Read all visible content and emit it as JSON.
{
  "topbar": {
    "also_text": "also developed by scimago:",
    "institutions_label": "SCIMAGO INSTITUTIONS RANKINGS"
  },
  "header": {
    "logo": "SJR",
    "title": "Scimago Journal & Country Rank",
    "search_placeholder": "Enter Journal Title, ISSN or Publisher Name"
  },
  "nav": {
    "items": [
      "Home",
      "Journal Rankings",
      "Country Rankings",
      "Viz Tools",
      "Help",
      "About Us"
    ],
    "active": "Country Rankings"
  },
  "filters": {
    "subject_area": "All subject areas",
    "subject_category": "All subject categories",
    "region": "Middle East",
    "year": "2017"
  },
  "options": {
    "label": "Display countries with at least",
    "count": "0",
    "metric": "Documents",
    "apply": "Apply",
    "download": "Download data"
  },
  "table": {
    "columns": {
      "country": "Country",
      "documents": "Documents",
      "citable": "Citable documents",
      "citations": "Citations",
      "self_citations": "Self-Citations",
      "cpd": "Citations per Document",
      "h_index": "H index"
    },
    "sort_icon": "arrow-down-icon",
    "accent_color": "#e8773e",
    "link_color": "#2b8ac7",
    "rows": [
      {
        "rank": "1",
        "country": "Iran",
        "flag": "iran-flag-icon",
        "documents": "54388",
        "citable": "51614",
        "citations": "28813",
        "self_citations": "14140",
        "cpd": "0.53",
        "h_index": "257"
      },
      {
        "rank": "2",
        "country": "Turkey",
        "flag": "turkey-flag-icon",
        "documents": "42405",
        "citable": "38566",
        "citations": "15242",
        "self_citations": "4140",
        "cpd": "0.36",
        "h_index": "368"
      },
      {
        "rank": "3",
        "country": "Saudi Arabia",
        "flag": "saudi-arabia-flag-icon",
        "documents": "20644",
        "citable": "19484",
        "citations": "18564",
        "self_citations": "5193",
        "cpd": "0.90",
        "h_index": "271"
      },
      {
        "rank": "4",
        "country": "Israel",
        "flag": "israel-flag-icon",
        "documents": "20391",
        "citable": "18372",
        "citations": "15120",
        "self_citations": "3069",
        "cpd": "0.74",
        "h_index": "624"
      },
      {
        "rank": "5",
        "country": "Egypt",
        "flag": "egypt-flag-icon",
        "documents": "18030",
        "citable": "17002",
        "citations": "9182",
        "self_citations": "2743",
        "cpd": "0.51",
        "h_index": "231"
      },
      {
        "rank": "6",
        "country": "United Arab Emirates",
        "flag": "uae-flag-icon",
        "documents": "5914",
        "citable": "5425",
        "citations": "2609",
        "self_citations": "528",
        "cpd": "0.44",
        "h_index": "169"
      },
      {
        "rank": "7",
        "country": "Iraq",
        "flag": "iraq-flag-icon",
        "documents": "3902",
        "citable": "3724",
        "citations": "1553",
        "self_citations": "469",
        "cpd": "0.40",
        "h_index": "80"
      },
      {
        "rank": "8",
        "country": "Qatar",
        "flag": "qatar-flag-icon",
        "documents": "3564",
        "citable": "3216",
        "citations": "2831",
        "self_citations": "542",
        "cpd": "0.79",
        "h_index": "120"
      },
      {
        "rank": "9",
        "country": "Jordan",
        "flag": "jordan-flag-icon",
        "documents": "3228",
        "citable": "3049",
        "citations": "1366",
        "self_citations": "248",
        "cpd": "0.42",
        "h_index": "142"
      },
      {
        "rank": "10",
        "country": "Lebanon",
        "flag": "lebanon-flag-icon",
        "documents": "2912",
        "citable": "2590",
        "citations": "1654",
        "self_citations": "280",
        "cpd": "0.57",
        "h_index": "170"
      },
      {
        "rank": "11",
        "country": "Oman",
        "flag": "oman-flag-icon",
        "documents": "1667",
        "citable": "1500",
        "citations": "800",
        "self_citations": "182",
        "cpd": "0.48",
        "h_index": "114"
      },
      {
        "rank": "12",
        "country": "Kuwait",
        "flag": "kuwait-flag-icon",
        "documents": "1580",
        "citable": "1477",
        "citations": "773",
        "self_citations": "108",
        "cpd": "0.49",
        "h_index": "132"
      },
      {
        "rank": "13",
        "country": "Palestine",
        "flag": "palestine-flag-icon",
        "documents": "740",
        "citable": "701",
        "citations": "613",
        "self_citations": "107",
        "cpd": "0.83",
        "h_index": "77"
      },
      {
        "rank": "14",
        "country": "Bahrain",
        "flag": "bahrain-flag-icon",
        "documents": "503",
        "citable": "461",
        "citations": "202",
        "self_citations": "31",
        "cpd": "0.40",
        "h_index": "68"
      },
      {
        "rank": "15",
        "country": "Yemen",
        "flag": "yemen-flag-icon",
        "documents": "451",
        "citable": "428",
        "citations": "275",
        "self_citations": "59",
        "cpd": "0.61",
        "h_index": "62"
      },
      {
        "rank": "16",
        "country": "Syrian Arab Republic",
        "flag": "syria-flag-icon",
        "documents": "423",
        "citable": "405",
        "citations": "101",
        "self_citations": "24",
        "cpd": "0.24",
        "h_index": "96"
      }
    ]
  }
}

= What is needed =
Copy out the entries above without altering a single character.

= Expected answer =
Read all visible content and emit it as JSON.
{
  "topbar": {
    "also_text": "also developed by scimago:",
    "institutions_label": "SCIMAGO INSTITUTIONS RANKINGS"
  },
  "header": {
    "logo": "SJR",
    "title": "Scimago Journal & Country Rank",
    "search_placeholder": "Enter Journal Title, ISSN or Publisher Name"
  },
  "nav": {
    "items": [
      "Home",
      "Journal Rankings",
      "Country Rankings",
      "Viz Tools",
      "Help",
      "About Us"
    ],
    "active": "Country Rankings"
  },
  "filters": {
    "subject_area": "All subject areas",
    "subject_category": "All subject categories",
    "region": "Middle East",
    "year": "2017"
  },
  "options": {
    "label": "Display countries with at least",
    "count": "0",
    "metric": "Documents",
    "apply": "Apply",
    "download": "Download data"
  },
  "table": {
    "columns": {
      "country": "Country",
      "documents": "Documents",
      "citable": "Citable documents",
      "citations": "Citations",
      "self_citations": "Self-Citations",
      "cpd": "Citations per Document",
      "h_index": "H index"
    },
    "sort_icon": "arrow-down-icon",
    "accent_color": "#e8773e",
    "link_color": "#2b8ac7",
    "rows": [
      {
        "rank": "1",
        "country": "Iran",
        "flag": "iran-flag-icon",
        "documents": "54388",
        "citable": "51614",
        "citations": "28813",
        "self_citations": "14140",
        "cpd": "0.53",
        "h_index": "257"
      },
      {
        "rank": "2",
        "country": "Turkey",
        "flag": "turkey-flag-icon",
        "documents": "42405",
        "citable": "38566",
        "citations": "15242",
        "self_citations": "4140",
        "cpd": "0.36",
        "h_index": "368"
      },
      {
        "rank": "3",
        "country": "Saudi Arabia",
        "flag": "saudi-arabia-flag-icon",
        "documents": "20644",
        "citable": "19484",
        "citations": "18564",
        "self_citations": "5193",
        "cpd": "0.90",
        "h_index": "271"
      },
      {
        "rank": "4",
        "country": "Israel",
        "flag": "israel-flag-icon",
        "documents": "20391",
        "citable": "18372",
        "citations": "15120",
        "self_citations": "3069",
        "cpd": "0.74",
        "h_index": "624"
      },
      {
        "rank": "5",
        "country": "Egypt",
        "flag": "egypt-flag-icon",
        "documents": "18030",
        "citable": "17002",
        "citations": "9182",
        "self_citations": "2743",
        "cpd": "0.51",
        "h_index": "231"
      },
      {
        "rank": "6",
        "country": "United Arab Emirates",
        "flag": "uae-flag-icon",
        "documents": "5914",
        "citable": "5425",
        "citations": "2609",
        "self_citations": "528",
        "cpd": "0.44",
        "h_index": "169"
      },
      {
        "rank": "7",
        "country": "Iraq",
        "flag": "iraq-flag-icon",
        "documents": "3902",
        "citable": "3724",
        "citations": "1553",
        "self_citations": "469",
        "cpd": "0.40",
        "h_index": "80"
      },
      {
        "rank": "8",
        "country": "Qatar",
        "flag": "qatar-flag-icon",
        "documents": "3564",
        "citable": "3216",
        "citations": "2831",
        "self_citations": "542",
        "cpd": "0.79",
        "h_index": "120"
      },
      {
        "rank": "9",
        "country": "Jordan",
        "flag": "jordan-flag-icon",
        "documents": "3228",
        "citable": "3049",
        "citations": "1366",
        "self_citations": "248",
        "cpd": "0.42",
        "h_index": "142"
      },
      {
        "rank": "10",
        "country": "Lebanon",
        "flag": "lebanon-flag-icon",
        "documents": "2912",
        "citable": "2590",
        "citations": "1654",
        "self_citations": "280",
        "cpd": "0.57",
        "h_index": "170"
      },
      {
        "rank": "11",
        "country": "Oman",
        "flag": "oman-flag-icon",
        "documents": "1667",
        "citable": "1500",
        "citations": "800",
        "self_citations": "182",
        "cpd": "0.48",
        "h_index": "114"
      },
      {
        "rank": "12",
        "country": "Kuwait",
        "flag": "kuwait-flag-icon",
        "documents": "1580",
        "citable": "1477",
        "citations": "773",
        "self_citations": "108",
        "cpd": "0.49",
        "h_index": "132"
      },
      {
        "rank": "13",
        "country": "Palestine",
        "flag": "palestine-flag-icon",
        "documents": "740",
        "citable": "701",
        "citations": "613",
        "self_citations": "107",
        "cpd": "0.83",
        "h_index": "77"
      },
      {
        "rank": "14",
        "country": "Bahrain",
        "flag": "bahrain-flag-icon",
        "documents": "503",
        "citable": "461",
        "citations": "202",
        "self_citations": "31",
        "cpd": "0.40",
        "h_index": "68"
      },
      {
        "rank": "15",
        "country": "Yemen",
        "flag": "yemen-flag-icon",
        "documents": "451",
        "citable": "428",
        "citations": "275",
        "self_citations": "59",
        "cpd": "0.61",
        "h_index": "62"
      },
      {
        "rank": "16",
        "country": "Syrian Arab Republic",
        "flag": "syria-flag-icon",
        "documents": "423",
        "citable": "405",
        "citations": "101",
        "self_citations": "24",
        "cpd": "0.24",
        "h_index": "96"
      }
    ]
  }
}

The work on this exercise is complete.